In 1776, David McCullough provides a lot of detail about the structure of the American military during the Revolutionary War. But he also suggests that the military was itself a reflection of American society at the time. Based on his depiction of the American military, McCullough suggests that American society in the late 18th century was beginning to embrace principles of egalitarianism, meritocracy, and class mobility to an unprecedented degree. The American military offered opportunities for advancement to people who could prove their talent through hard work. McCullough shows that George Washington favored ambitious, talented officers such as Henry Knox and Nathanael Greene, who earned Washington’s trust because of their military successes, and were rewarded with rapid promotions. Greene and Knox’s ascension is particularly striking since both men came from low- or middle-class backgrounds. Greene in particular was from an impoverished family—a fact that Washington seems not to have held against him during the war. The American army’s emphasis on social mobility and meritocracy contrasts markedly with the structure of the British military around the same time: the most powerful people in the British military tended to be aristocrats who’d won their positions through money and social status, rather than talent or proven track records. (See “British Society.”)
But even if colonial American society was more equitable and meritocratic than certain other Western societies at the same time, it was far from perfectly equitable or meritocratic. Colonial America was still an aristocratic society in many ways. Even George Washington, a living symbol of American democratic values, in many ways behaved and was treated like a European aristocrat. Until the 1770s, Washington lived the life of a wealthy English lord, and even after he became president he was known as “His Excellency.” Furthermore, Washington was often described as being innately superior to everyone around him—a description that arguably has roots in 18th century notions about the inherent superiority of the nobility.
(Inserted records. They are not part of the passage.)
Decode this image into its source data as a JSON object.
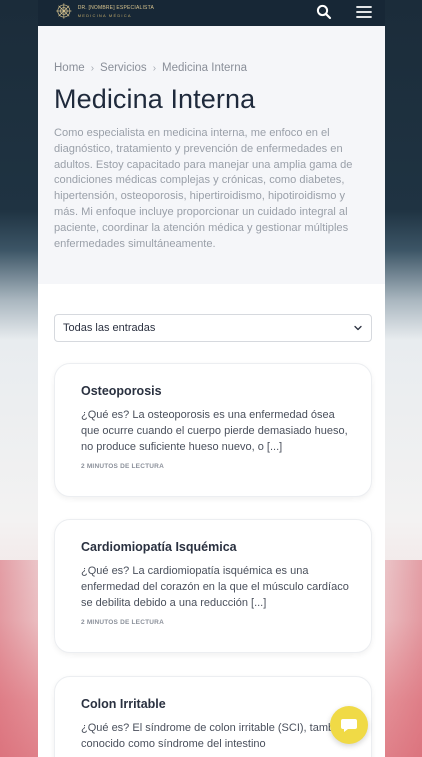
{
  "header": {
    "logo_line1": "DR. [NOMBRE] ESPECIALISTA",
    "logo_line2": "MEDICINA MÉDICA",
    "search_icon": "search-icon",
    "menu_icon": "hamburger-menu-icon"
  },
  "breadcrumb": {
    "items": [
      "Home",
      "Servicios",
      "Medicina Interna"
    ],
    "separator": "›"
  },
  "page": {
    "title": "Medicina Interna",
    "intro": "Como especialista en medicina interna, me enfoco en el diagnóstico, tratamiento y prevención de enfermedades en adultos. Estoy capacitado para manejar una amplia gama de condiciones médicas complejas y crónicas, como diabetes, hipertensión, osteoporosis, hipertiroidismo, hipotiroidismo y más. Mi enfoque incluye proporcionar un cuidado integral al paciente, coordinar la atención médica y gestionar múltiples enfermedades simultáneamente."
  },
  "filter": {
    "selected": "Todas las entradas"
  },
  "posts": [
    {
      "title": "Osteoporosis",
      "excerpt": "¿Qué es? La osteoporosis  es una enfermedad ósea que ocurre cuando el cuerpo pierde demasiado hueso, no produce suficiente hueso nuevo, o [...]",
      "meta": "2 MINUTOS DE LECTURA"
    },
    {
      "title": "Cardiomiopatía Isquémica",
      "excerpt": "¿Qué es? La cardiomiopatía isquémica es una enfermedad del corazón en la que el músculo cardíaco se debilita debido a una reducción [...]",
      "meta": "2 MINUTOS DE LECTURA"
    },
    {
      "title": "Colon Irritable",
      "excerpt": "¿Qué es? El síndrome de colon irritable (SCI), también conocido como síndrome del intestino",
      "meta": ""
    }
  ],
  "colors": {
    "header_bg": "#172736",
    "accent_gold": "#d9c58f",
    "chat_yellow": "#f0da46",
    "title_text": "#1f2a3c"
  }
}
Colonial America was also a fundamentally racist society. The meritocracy enjoyed by Greene and Knox didn’t extend to the African American soldiers who fought on the American side. Indeed, Washington, a slave-owner himself, originally didn’t want African Americans serving in his army, but was forced to compromise because he desperately needed troops. In all, the American military—and American society in general—took some important steps toward realizing more egalitarian ideals such as meritocracy and social mobility, even if it remained mired in antiquated ideas about race and class.
Colonial Society ThemeTracker
Colonial Society Quotes in 1776
[King George III] had denounced the leaders of the uprising for having American independence as their true objective, something those leaders themselves had not yet openly declared.
Nathanael Greene was no ordinary man. He had a quick, inquiring mind and uncommon resolve. He was extremely hardworking, forthright, good-natured, and a born leader. His commitment to the Glorious Cause of America, as it was called, was total. And if his youth was obvious, the Glorious Cause was to a large degree a young man's cause.
There had been sickness aplenty from the start, deadly "camp fever," which grew worse as summer went on. Anxious mothers and wives from the surrounding towns and countryside came to nurse the sick and dying.
If the desperate American need for leaders had thrust young men like Nathanael Greene into positions beyond their experience, the British military system, wherein commissions were bought and aristocrats given preference, denied many men of ability roles they should have played.
But as thrilling as the news of Princeton was for the country coming so quickly after the triumph at Trenton, it was Trenton that meant the most, Trenton and the night crossing of the Delaware that were rightly seen as a great turning point. With the victory at Trenton came the realization that Americans had bested the enemy, bested the fearsome Hessians, the King's detested hirelings, outsmarted them and outfought them, and so might well again.